**Problem to work on**
Copy out each line of the material in which the word "Studio" appears.

**Listed entries**
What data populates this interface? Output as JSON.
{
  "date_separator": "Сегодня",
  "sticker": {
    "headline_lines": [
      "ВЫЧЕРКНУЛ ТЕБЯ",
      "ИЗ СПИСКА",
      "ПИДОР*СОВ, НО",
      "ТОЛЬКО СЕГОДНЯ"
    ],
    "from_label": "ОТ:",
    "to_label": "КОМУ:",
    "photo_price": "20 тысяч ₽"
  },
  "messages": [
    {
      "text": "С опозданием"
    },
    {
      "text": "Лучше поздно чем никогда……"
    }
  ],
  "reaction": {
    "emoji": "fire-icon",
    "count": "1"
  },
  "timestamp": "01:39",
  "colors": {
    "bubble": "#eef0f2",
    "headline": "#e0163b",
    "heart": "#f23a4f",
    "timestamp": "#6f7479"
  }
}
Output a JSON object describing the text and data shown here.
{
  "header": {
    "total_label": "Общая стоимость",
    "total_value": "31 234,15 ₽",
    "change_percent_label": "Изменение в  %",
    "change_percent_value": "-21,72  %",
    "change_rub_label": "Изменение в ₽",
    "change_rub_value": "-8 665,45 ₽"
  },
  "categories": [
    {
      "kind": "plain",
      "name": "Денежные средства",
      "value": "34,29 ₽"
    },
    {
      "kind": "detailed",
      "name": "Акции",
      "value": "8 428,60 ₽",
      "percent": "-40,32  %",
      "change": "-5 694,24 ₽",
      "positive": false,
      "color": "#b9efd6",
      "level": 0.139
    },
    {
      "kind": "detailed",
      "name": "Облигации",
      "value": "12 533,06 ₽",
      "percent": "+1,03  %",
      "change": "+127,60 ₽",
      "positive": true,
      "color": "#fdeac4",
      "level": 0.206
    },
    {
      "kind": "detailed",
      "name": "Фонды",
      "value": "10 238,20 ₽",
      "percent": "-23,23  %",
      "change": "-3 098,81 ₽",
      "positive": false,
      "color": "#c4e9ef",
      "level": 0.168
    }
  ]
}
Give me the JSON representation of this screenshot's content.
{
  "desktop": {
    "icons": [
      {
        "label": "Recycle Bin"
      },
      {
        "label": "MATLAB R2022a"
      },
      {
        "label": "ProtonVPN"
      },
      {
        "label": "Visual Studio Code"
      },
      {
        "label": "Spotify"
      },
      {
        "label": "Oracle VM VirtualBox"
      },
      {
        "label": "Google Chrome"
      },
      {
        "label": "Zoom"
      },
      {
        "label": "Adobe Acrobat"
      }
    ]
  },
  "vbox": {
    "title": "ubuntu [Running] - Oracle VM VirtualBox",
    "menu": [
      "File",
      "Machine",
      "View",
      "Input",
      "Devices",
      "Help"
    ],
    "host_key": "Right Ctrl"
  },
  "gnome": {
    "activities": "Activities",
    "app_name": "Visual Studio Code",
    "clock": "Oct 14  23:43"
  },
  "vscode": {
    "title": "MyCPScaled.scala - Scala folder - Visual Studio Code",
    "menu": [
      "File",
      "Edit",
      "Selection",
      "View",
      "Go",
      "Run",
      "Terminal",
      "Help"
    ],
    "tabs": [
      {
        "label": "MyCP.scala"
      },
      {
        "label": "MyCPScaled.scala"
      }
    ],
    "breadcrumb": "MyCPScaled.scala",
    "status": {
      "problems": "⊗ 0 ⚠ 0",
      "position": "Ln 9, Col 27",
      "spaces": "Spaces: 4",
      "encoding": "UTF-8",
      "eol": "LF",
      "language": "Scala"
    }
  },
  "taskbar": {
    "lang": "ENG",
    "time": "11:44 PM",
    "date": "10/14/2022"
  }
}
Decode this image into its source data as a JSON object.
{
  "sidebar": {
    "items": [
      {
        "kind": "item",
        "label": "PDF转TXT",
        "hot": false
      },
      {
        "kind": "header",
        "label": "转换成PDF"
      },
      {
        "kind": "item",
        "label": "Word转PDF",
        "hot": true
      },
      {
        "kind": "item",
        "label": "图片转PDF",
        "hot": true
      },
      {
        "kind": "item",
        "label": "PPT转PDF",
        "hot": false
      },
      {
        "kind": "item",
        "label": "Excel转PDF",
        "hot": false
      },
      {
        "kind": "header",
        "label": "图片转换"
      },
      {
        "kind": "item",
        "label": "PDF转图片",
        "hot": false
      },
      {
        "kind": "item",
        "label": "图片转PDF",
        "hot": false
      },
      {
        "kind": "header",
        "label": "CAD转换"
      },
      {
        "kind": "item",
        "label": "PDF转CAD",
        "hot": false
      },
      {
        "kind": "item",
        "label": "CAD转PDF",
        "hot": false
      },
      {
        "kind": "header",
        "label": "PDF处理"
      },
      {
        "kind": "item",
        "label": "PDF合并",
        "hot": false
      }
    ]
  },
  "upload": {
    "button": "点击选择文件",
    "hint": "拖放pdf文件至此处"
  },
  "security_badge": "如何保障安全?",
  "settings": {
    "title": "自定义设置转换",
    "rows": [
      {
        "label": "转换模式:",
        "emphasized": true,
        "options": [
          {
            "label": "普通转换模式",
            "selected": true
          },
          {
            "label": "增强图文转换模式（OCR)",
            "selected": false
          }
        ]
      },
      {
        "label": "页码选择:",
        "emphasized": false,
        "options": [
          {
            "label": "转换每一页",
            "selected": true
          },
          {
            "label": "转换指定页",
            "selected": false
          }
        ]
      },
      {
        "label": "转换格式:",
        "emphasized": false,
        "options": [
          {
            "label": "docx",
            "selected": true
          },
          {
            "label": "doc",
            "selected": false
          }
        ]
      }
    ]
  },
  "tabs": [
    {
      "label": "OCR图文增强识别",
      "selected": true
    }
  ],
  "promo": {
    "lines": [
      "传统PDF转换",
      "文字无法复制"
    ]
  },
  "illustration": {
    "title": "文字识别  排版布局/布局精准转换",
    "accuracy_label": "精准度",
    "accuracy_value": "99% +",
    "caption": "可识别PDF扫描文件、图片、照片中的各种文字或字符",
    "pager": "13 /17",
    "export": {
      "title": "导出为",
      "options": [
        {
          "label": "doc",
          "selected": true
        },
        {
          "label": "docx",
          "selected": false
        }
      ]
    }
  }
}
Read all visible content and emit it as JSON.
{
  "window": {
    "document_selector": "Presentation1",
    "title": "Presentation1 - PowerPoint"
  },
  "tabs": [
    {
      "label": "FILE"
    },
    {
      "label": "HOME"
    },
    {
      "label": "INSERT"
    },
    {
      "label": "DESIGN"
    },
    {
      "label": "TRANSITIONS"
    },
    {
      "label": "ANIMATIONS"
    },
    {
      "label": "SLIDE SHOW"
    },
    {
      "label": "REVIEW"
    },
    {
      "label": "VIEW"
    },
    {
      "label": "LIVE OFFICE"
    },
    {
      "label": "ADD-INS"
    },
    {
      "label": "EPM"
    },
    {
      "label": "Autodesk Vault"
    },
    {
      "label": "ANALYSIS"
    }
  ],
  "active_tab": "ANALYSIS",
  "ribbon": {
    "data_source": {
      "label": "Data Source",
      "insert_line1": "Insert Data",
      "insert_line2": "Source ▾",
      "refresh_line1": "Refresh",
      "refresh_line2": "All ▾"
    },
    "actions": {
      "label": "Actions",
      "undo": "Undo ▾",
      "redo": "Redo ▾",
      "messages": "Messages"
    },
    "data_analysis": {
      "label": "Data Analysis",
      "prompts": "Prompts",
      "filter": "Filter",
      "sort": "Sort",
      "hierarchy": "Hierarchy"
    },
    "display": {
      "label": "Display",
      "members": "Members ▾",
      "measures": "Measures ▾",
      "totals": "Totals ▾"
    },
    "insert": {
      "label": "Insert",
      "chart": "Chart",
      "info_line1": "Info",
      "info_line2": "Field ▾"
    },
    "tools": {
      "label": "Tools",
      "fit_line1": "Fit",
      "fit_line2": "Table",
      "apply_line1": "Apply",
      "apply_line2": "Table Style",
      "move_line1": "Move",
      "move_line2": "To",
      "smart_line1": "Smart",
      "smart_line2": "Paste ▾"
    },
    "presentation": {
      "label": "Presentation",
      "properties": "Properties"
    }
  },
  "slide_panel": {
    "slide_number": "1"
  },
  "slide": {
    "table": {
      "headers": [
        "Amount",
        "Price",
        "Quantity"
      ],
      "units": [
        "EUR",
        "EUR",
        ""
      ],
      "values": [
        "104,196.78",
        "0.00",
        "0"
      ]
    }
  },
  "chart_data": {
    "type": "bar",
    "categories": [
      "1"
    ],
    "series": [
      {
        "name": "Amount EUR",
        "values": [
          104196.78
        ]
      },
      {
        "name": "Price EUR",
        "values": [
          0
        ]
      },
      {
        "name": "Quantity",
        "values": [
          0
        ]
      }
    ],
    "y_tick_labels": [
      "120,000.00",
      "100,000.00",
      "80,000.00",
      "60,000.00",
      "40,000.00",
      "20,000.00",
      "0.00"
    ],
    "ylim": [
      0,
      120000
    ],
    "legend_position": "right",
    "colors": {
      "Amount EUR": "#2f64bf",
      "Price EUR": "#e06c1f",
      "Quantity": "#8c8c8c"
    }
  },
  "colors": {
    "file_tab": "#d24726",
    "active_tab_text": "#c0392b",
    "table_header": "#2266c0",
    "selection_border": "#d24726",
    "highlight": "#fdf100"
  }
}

**Expected output**
        "label": "Visual Studio Code"
    "app_name": "Visual Studio Code",
    "title": "MyCPScaled.scala - Scala folder - Visual Studio Code",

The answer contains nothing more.